(TASK TO COMPLETE): Using the entries that follow, count the lines containing the word "mqaiagent" and give that number by itself.

(INPUT MATERIAL):
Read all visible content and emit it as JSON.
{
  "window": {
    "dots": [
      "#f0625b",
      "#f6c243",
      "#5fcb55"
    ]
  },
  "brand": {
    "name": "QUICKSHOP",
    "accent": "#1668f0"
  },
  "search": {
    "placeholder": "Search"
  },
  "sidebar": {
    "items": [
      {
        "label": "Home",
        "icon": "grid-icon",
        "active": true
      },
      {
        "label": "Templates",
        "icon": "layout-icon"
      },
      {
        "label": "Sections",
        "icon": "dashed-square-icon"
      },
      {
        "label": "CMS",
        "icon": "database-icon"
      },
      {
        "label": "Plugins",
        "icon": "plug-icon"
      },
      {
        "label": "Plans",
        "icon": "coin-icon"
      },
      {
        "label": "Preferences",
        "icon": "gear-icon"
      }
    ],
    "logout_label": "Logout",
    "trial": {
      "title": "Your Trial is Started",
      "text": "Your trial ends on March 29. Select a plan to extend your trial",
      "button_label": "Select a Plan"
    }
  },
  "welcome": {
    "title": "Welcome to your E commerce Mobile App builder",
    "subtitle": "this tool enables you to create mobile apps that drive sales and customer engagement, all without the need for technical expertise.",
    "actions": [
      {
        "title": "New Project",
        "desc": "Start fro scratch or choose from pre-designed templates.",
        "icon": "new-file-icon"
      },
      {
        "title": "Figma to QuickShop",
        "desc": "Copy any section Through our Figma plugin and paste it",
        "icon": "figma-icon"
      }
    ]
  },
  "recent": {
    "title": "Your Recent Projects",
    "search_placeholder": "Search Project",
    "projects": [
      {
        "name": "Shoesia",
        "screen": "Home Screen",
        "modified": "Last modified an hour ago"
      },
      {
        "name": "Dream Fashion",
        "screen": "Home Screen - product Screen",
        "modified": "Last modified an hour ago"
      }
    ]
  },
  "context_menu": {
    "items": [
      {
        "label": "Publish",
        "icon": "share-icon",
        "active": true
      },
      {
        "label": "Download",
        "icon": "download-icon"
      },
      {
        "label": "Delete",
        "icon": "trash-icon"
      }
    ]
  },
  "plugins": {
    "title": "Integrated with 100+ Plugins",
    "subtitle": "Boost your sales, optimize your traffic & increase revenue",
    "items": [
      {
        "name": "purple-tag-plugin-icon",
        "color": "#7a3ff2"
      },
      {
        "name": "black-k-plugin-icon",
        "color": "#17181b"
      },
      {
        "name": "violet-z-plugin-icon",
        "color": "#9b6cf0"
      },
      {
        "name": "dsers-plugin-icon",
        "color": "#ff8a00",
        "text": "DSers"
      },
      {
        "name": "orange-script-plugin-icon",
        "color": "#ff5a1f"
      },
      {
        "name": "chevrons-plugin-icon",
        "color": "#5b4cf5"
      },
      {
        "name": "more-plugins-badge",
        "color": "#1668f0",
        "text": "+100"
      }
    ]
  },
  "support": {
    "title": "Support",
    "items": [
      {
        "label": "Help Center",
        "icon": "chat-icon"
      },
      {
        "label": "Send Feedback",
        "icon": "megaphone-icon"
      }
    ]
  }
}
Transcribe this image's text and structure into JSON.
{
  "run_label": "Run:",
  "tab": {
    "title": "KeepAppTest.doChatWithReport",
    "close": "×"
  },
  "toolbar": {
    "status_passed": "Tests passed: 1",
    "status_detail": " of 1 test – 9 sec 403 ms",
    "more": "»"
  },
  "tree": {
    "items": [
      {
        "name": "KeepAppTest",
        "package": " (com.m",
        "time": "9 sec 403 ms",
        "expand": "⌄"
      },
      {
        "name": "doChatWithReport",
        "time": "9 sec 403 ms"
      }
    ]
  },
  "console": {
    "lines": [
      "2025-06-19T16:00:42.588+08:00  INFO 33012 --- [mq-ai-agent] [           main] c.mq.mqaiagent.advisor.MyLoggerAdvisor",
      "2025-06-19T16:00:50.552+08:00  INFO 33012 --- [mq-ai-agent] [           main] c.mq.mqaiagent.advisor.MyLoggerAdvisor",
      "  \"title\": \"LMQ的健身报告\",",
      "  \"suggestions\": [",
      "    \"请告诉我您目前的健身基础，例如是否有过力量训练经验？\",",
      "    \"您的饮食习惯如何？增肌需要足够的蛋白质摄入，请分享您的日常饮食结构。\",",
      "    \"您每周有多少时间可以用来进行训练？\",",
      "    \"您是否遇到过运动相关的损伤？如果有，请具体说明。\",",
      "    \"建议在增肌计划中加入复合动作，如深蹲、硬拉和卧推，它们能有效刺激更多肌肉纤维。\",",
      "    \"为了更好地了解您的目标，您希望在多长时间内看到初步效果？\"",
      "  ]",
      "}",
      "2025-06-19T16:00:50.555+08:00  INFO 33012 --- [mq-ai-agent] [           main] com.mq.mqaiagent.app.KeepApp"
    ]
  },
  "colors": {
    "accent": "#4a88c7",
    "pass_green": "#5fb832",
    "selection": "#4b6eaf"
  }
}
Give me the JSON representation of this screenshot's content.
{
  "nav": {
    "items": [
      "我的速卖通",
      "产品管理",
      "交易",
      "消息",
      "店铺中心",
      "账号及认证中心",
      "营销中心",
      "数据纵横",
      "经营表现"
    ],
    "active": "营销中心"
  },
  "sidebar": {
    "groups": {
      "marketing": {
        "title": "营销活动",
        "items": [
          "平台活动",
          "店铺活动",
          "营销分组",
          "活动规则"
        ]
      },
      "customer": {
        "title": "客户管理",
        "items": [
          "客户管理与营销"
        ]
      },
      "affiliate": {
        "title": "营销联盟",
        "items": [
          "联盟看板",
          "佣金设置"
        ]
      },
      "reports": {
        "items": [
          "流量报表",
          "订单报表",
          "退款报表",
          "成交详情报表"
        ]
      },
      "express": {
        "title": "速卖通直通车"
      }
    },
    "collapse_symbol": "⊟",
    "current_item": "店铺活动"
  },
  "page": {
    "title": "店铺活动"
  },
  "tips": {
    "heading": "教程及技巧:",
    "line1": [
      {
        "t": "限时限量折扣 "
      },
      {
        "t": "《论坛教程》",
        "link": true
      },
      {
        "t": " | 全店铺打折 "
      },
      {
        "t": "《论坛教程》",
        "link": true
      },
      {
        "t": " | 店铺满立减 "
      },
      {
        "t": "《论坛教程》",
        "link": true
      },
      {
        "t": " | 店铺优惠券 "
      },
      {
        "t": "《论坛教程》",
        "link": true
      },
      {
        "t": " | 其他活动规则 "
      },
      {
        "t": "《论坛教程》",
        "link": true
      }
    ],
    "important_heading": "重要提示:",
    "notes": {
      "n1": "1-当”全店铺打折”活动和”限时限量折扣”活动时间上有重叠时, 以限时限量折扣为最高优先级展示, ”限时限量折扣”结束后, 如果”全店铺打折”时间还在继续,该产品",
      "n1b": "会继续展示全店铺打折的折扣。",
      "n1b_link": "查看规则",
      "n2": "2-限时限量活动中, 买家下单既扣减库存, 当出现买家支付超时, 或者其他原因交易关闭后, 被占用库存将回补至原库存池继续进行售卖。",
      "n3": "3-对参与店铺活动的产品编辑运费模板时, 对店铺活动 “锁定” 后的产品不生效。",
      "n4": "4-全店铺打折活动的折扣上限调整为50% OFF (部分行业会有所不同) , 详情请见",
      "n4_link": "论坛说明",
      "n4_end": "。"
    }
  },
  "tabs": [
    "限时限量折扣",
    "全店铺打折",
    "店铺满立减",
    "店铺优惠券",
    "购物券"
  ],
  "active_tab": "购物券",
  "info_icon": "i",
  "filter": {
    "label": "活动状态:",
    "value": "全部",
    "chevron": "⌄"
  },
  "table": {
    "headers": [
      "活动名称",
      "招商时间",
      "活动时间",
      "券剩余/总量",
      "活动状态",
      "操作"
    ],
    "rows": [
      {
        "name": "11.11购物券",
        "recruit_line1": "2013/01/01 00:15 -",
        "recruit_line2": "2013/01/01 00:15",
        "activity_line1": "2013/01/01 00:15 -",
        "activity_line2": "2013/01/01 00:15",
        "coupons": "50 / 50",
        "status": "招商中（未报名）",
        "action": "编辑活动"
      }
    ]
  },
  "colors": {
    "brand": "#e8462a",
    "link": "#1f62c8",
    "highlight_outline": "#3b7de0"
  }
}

(REPLY TO THE EXERCISE): 3